Requirement =>
Exact copy required. Repeat the records, but keep the pictures out.

Records from a dataset =>
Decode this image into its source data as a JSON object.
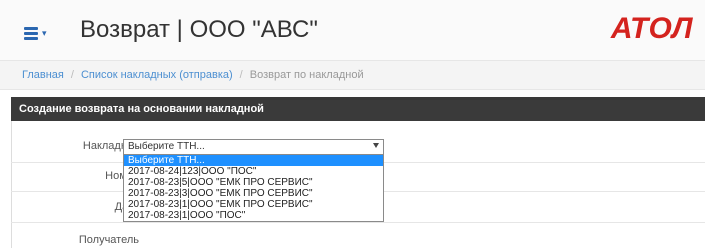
{
  "header": {
    "title": "Возврат | ООО \"АВС\"",
    "logo_text": "АТОЛ",
    "accent_color": "#2b67b0",
    "logo_color": "#d4231e",
    "menu_icon": "hamburger-menu-icon"
  },
  "breadcrumb": {
    "items": [
      "Главная",
      "Список накладных (отправка)",
      "Возврат по накладной"
    ]
  },
  "panel": {
    "heading": "Создание возврата на основании накладной"
  },
  "form": {
    "labels": {
      "invoice": "Накладная",
      "number": "Номер",
      "date": "Дата",
      "recipient": "Получатель"
    },
    "invoice_select": {
      "selected": "Выберите ТТН...",
      "options": [
        "Выберите ТТН...",
        "2017-08-24|123|ООО \"ПОС\"",
        "2017-08-23|5|ООО \"ЕМК ПРО СЕРВИС\"",
        "2017-08-23|3|ООО \"ЕМК ПРО СЕРВИС\"",
        "2017-08-23|1|ООО \"ЕМК ПРО СЕРВИС\"",
        "2017-08-23|1|ООО \"ПОС\""
      ],
      "highlight_color": "#1e90ff"
    }
  }
}
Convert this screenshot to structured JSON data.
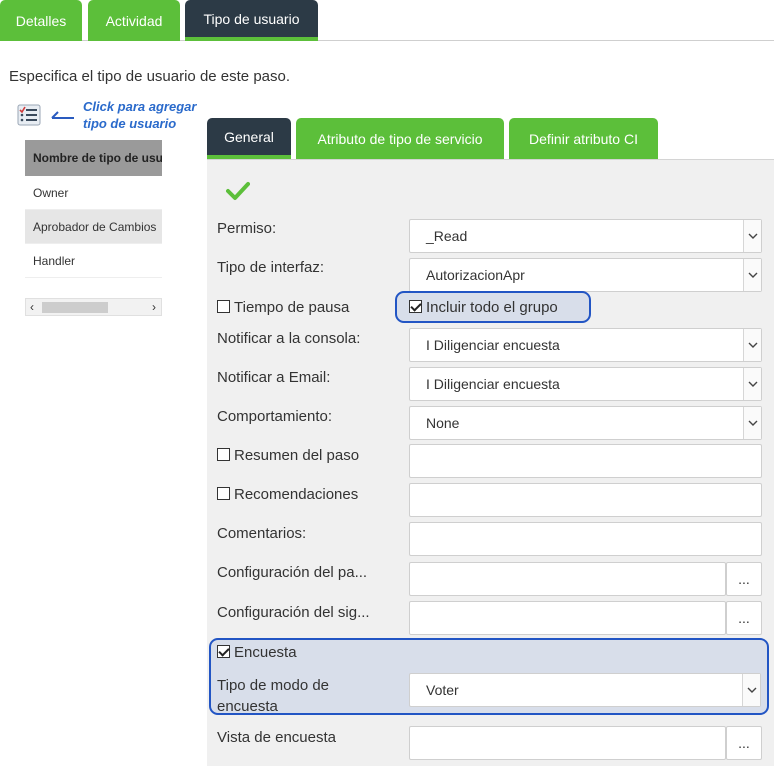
{
  "top_tabs": [
    {
      "label": "Detalles"
    },
    {
      "label": "Actividad"
    },
    {
      "label": "Tipo de usuario"
    }
  ],
  "intro_text": "Especifica el tipo de usuario de este paso.",
  "add_hint": {
    "line1": "Click para agregar",
    "line2": "tipo de usuario"
  },
  "user_types": {
    "header": "Nombre de tipo de usuario",
    "rows": [
      "Owner",
      "Aprobador de Cambios",
      "Handler"
    ]
  },
  "inner_tabs": [
    {
      "label": "General"
    },
    {
      "label": "Atributo de tipo de servicio"
    },
    {
      "label": "Definir atributo CI"
    }
  ],
  "form": {
    "permiso": {
      "label": "Permiso:",
      "value": "_Read"
    },
    "tipo_interfaz": {
      "label": "Tipo de interfaz:",
      "value": "AutorizacionApr"
    },
    "tiempo_pausa": {
      "label": "Tiempo de pausa",
      "checked": false
    },
    "incluir_grupo": {
      "label": "Incluir todo el grupo",
      "checked": true
    },
    "notificar_consola": {
      "label": "Notificar a la consola:",
      "value": "I Diligenciar encuesta"
    },
    "notificar_email": {
      "label": "Notificar a Email:",
      "value": "I Diligenciar encuesta"
    },
    "comportamiento": {
      "label": "Comportamiento:",
      "value": "None"
    },
    "resumen_paso": {
      "label": "Resumen del paso",
      "checked": false,
      "value": ""
    },
    "recomendaciones": {
      "label": "Recomendaciones",
      "checked": false,
      "value": ""
    },
    "comentarios": {
      "label": "Comentarios:",
      "value": ""
    },
    "config_pa": {
      "label": "Configuración del pa...",
      "value": "",
      "button": "..."
    },
    "config_sig": {
      "label": "Configuración del sig...",
      "value": "",
      "button": "..."
    },
    "encuesta": {
      "label": "Encuesta",
      "checked": true
    },
    "tipo_modo": {
      "label_line1": "Tipo de modo de",
      "label_line2": "encuesta",
      "value": "Voter"
    },
    "vista_encuesta": {
      "label": "Vista de encuesta",
      "value": "",
      "button": "..."
    }
  },
  "colors": {
    "tab_green": "#5cbf3a",
    "tab_dark": "#2c3a46",
    "highlight_border": "#2255c4",
    "link_blue": "#2a6acb"
  }
}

Written response =>
Decode this image into its source data as a JSON object.
{
  "header": {
    "title": "Возврат | ООО \"АВС\"",
    "logo_text": "АТОЛ",
    "accent_color": "#2b67b0",
    "logo_color": "#d4231e",
    "menu_icon": "hamburger-menu-icon"
  },
  "breadcrumb": {
    "items": [
      "Главная",
      "Список накладных (отправка)",
      "Возврат по накладной"
    ]
  },
  "panel": {
    "heading": "Создание возврата на основании накладной"
  },
  "form": {
    "labels": {
      "invoice": "Накладная",
      "number": "Номер",
      "date": "Дата",
      "recipient": "Получатель"
    },
    "invoice_select": {
      "selected": "Выберите ТТН...",
      "options": [
        "Выберите ТТН...",
        "2017-08-24|123|ООО \"ПОС\"",
        "2017-08-23|5|ООО \"ЕМК ПРО СЕРВИС\"",
        "2017-08-23|3|ООО \"ЕМК ПРО СЕРВИС\"",
        "2017-08-23|1|ООО \"ЕМК ПРО СЕРВИС\"",
        "2017-08-23|1|ООО \"ПОС\""
      ],
      "highlight_color": "#1e90ff"
    }
  }
}
Convert this screenshot to structured JSON data.
{
  "top_tabs": [
    {
      "label": "Detalles"
    },
    {
      "label": "Actividad"
    },
    {
      "label": "Tipo de usuario"
    }
  ],
  "intro_text": "Especifica el tipo de usuario de este paso.",
  "add_hint": {
    "line1": "Click para agregar",
    "line2": "tipo de usuario"
  },
  "user_types": {
    "header": "Nombre de tipo de usuario",
    "rows": [
      "Owner",
      "Aprobador de Cambios",
      "Handler"
    ]
  },
  "inner_tabs": [
    {
      "label": "General"
    },
    {
      "label": "Atributo de tipo de servicio"
    },
    {
      "label": "Definir atributo CI"
    }
  ],
  "form": {
    "permiso": {
      "label": "Permiso:",
      "value": "_Read"
    },
    "tipo_interfaz": {
      "label": "Tipo de interfaz:",
      "value": "AutorizacionApr"
    },
    "tiempo_pausa": {
      "label": "Tiempo de pausa",
      "checked": false
    },
    "incluir_grupo": {
      "label": "Incluir todo el grupo",
      "checked": true
    },
    "notificar_consola": {
      "label": "Notificar a la consola:",
      "value": "I Diligenciar encuesta"
    },
    "notificar_email": {
      "label": "Notificar a Email:",
      "value": "I Diligenciar encuesta"
    },
    "comportamiento": {
      "label": "Comportamiento:",
      "value": "None"
    },
    "resumen_paso": {
      "label": "Resumen del paso",
      "checked": false,
      "value": ""
    },
    "recomendaciones": {
      "label": "Recomendaciones",
      "checked": false,
      "value": ""
    },
    "comentarios": {
      "label": "Comentarios:",
      "value": ""
    },
    "config_pa": {
      "label": "Configuración del pa...",
      "value": "",
      "button": "..."
    },
    "config_sig": {
      "label": "Configuración del sig...",
      "value": "",
      "button": "..."
    },
    "encuesta": {
      "label": "Encuesta",
      "checked": true
    },
    "tipo_modo": {
      "label_line1": "Tipo de modo de",
      "label_line2": "encuesta",
      "value": "Voter"
    },
    "vista_encuesta": {
      "label": "Vista de encuesta",
      "value": "",
      "button": "..."
    }
  },
  "colors": {
    "tab_green": "#5cbf3a",
    "tab_dark": "#2c3a46",
    "highlight_border": "#2255c4",
    "link_blue": "#2a6acb"
  }
}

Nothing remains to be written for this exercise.